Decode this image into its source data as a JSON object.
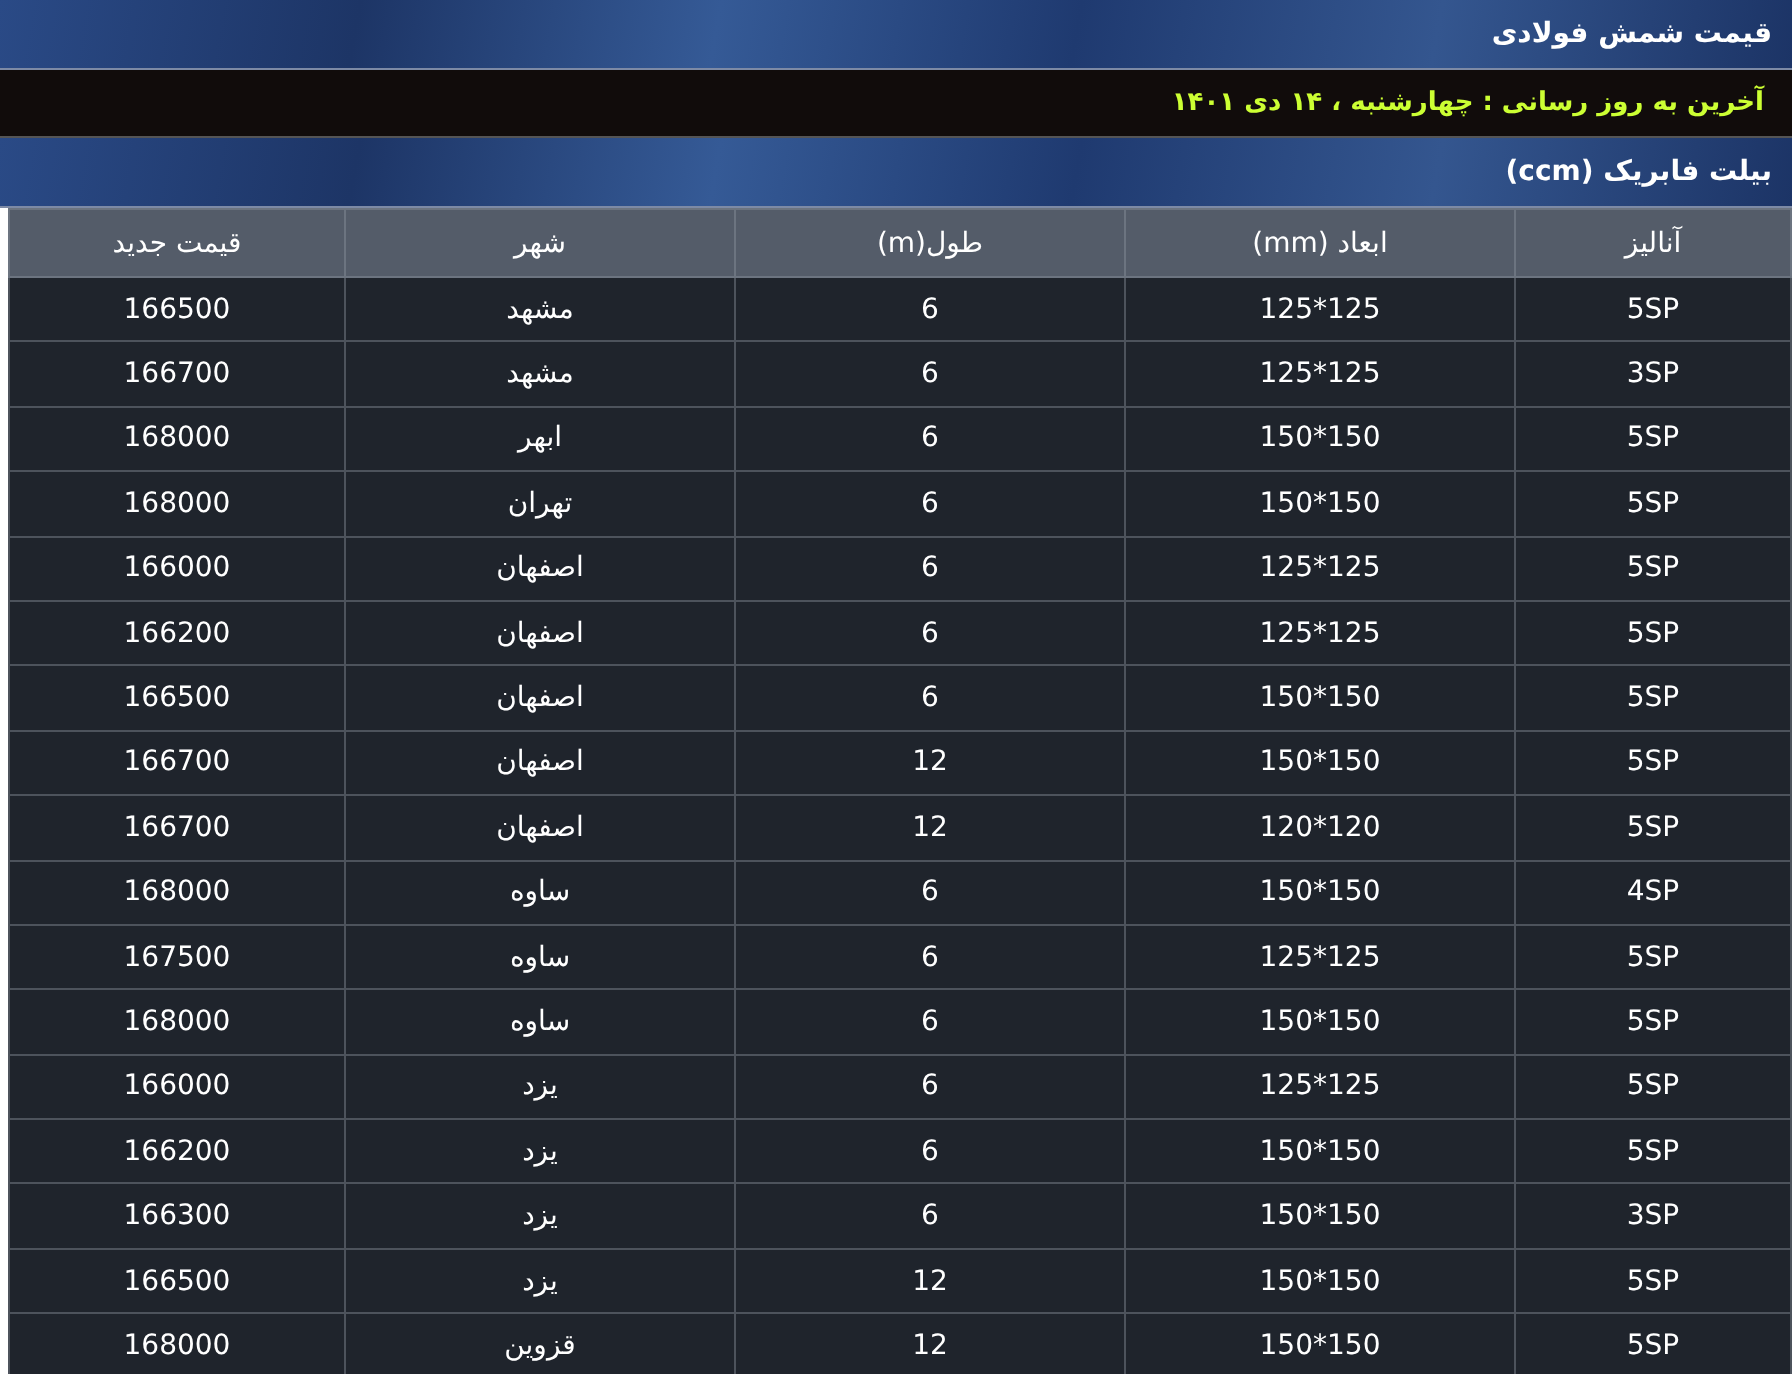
{
  "title": "قیمت شمش فولادی",
  "last_update": "آخرین به روز رسانی : چهارشنبه ، ۱۴ دی ۱۴۰۱",
  "section_title": "بیلت فابریک (ccm)",
  "table": {
    "columns": [
      "آنالیز",
      "ابعاد (mm)",
      "طول(m)",
      "شهر",
      "قیمت جدید"
    ],
    "rows": [
      [
        "5SP",
        "125*125",
        "6",
        "مشهد",
        "166500"
      ],
      [
        "3SP",
        "125*125",
        "6",
        "مشهد",
        "166700"
      ],
      [
        "5SP",
        "150*150",
        "6",
        "ابهر",
        "168000"
      ],
      [
        "5SP",
        "150*150",
        "6",
        "تهران",
        "168000"
      ],
      [
        "5SP",
        "125*125",
        "6",
        "اصفهان",
        "166000"
      ],
      [
        "5SP",
        "125*125",
        "6",
        "اصفهان",
        "166200"
      ],
      [
        "5SP",
        "150*150",
        "6",
        "اصفهان",
        "166500"
      ],
      [
        "5SP",
        "150*150",
        "12",
        "اصفهان",
        "166700"
      ],
      [
        "5SP",
        "120*120",
        "12",
        "اصفهان",
        "166700"
      ],
      [
        "4SP",
        "150*150",
        "6",
        "ساوه",
        "168000"
      ],
      [
        "5SP",
        "125*125",
        "6",
        "ساوه",
        "167500"
      ],
      [
        "5SP",
        "150*150",
        "6",
        "ساوه",
        "168000"
      ],
      [
        "5SP",
        "125*125",
        "6",
        "یزد",
        "166000"
      ],
      [
        "5SP",
        "150*150",
        "6",
        "یزد",
        "166200"
      ],
      [
        "3SP",
        "150*150",
        "6",
        "یزد",
        "166300"
      ],
      [
        "5SP",
        "150*150",
        "12",
        "یزد",
        "166500"
      ],
      [
        "5SP",
        "150*150",
        "12",
        "قزوین",
        "168000"
      ]
    ]
  }
}
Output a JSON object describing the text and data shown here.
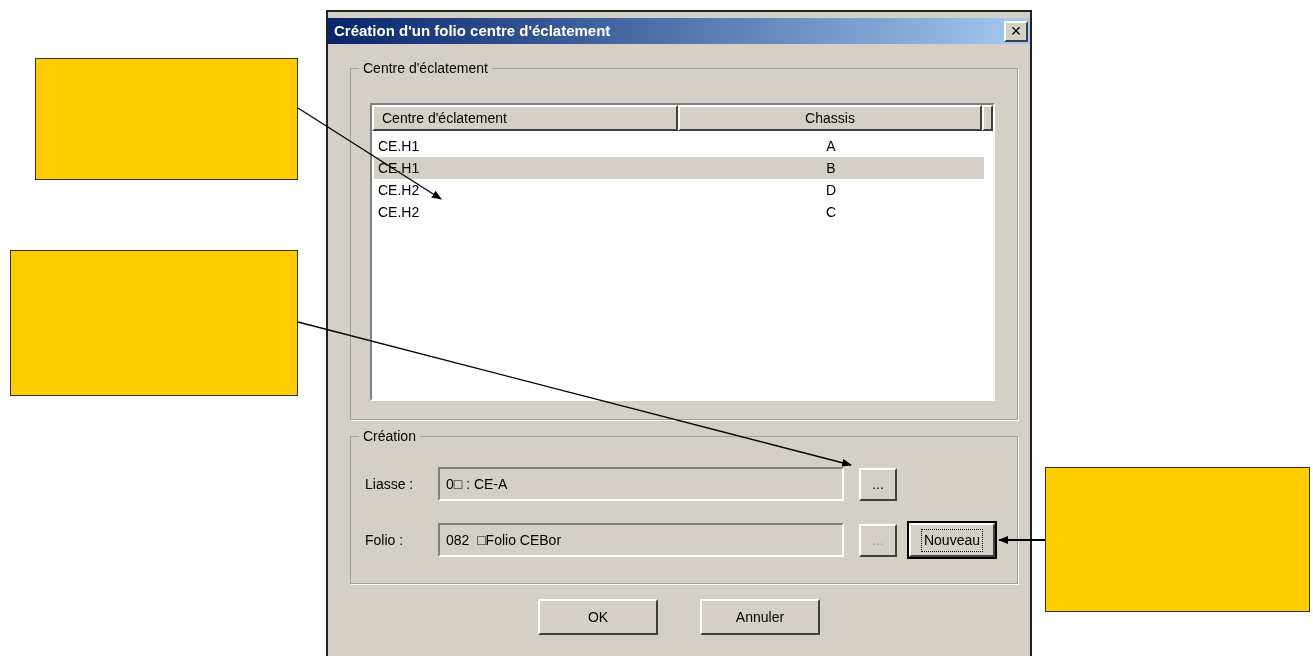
{
  "dialog": {
    "title": "Création d'un folio centre d'éclatement",
    "close": "×",
    "explode_group": {
      "label": "Centre d'éclatement",
      "columns": [
        "Centre d'éclatement",
        "Chassis"
      ],
      "rows": [
        {
          "cells": [
            "CE.H1",
            "A"
          ],
          "selected": false
        },
        {
          "cells": [
            "CE.H1",
            "B"
          ],
          "selected": true
        },
        {
          "cells": [
            "CE.H2",
            "D"
          ],
          "selected": false
        },
        {
          "cells": [
            "CE.H2",
            "C"
          ],
          "selected": false
        }
      ]
    },
    "creation_group": {
      "label": "Création",
      "fields": [
        {
          "label": "Liasse :",
          "value": "0□ : CE-A",
          "browse": {
            "label": "...",
            "disabled": false
          }
        },
        {
          "label": "Folio :",
          "value": "082  □Folio CEBor",
          "browse": {
            "label": "...",
            "disabled": true
          }
        }
      ],
      "new_button": {
        "label": "Nouveau",
        "focused": true
      }
    },
    "buttons": [
      "OK",
      "Annuler"
    ]
  }
}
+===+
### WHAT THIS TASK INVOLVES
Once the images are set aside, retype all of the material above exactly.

### ANSWER SECTION
Decode this image into its source data as a JSON object.
{
  "title": "قیمت شمش فولادی",
  "last_update": "آخرین به روز رسانی : چهارشنبه ، ۱۴ دی ۱۴۰۱",
  "section_title": "بیلت فابریک (ccm)",
  "table": {
    "columns": [
      "آنالیز",
      "ابعاد (mm)",
      "طول(m)",
      "شهر",
      "قیمت جدید"
    ],
    "rows": [
      [
        "5SP",
        "125*125",
        "6",
        "مشهد",
        "166500"
      ],
      [
        "3SP",
        "125*125",
        "6",
        "مشهد",
        "166700"
      ],
      [
        "5SP",
        "150*150",
        "6",
        "ابهر",
        "168000"
      ],
      [
        "5SP",
        "150*150",
        "6",
        "تهران",
        "168000"
      ],
      [
        "5SP",
        "125*125",
        "6",
        "اصفهان",
        "166000"
      ],
      [
        "5SP",
        "125*125",
        "6",
        "اصفهان",
        "166200"
      ],
      [
        "5SP",
        "150*150",
        "6",
        "اصفهان",
        "166500"
      ],
      [
        "5SP",
        "150*150",
        "12",
        "اصفهان",
        "166700"
      ],
      [
        "5SP",
        "120*120",
        "12",
        "اصفهان",
        "166700"
      ],
      [
        "4SP",
        "150*150",
        "6",
        "ساوه",
        "168000"
      ],
      [
        "5SP",
        "125*125",
        "6",
        "ساوه",
        "167500"
      ],
      [
        "5SP",
        "150*150",
        "6",
        "ساوه",
        "168000"
      ],
      [
        "5SP",
        "125*125",
        "6",
        "یزد",
        "166000"
      ],
      [
        "5SP",
        "150*150",
        "6",
        "یزد",
        "166200"
      ],
      [
        "3SP",
        "150*150",
        "6",
        "یزد",
        "166300"
      ],
      [
        "5SP",
        "150*150",
        "12",
        "یزد",
        "166500"
      ],
      [
        "5SP",
        "150*150",
        "12",
        "قزوین",
        "168000"
      ]
    ]
  }
}
Output a JSON object describing the text and data shown here.
{
  "dialog": {
    "title": "Création d'un folio centre d'éclatement",
    "close": "×",
    "explode_group": {
      "label": "Centre d'éclatement",
      "columns": [
        "Centre d'éclatement",
        "Chassis"
      ],
      "rows": [
        {
          "cells": [
            "CE.H1",
            "A"
          ],
          "selected": false
        },
        {
          "cells": [
            "CE.H1",
            "B"
          ],
          "selected": true
        },
        {
          "cells": [
            "CE.H2",
            "D"
          ],
          "selected": false
        },
        {
          "cells": [
            "CE.H2",
            "C"
          ],
          "selected": false
        }
      ]
    },
    "creation_group": {
      "label": "Création",
      "fields": [
        {
          "label": "Liasse :",
          "value": "0□ : CE-A",
          "browse": {
            "label": "...",
            "disabled": false
          }
        },
        {
          "label": "Folio :",
          "value": "082  □Folio CEBor",
          "browse": {
            "label": "...",
            "disabled": true
          }
        }
      ],
      "new_button": {
        "label": "Nouveau",
        "focused": true
      }
    },
    "buttons": [
      "OK",
      "Annuler"
    ]
  }
}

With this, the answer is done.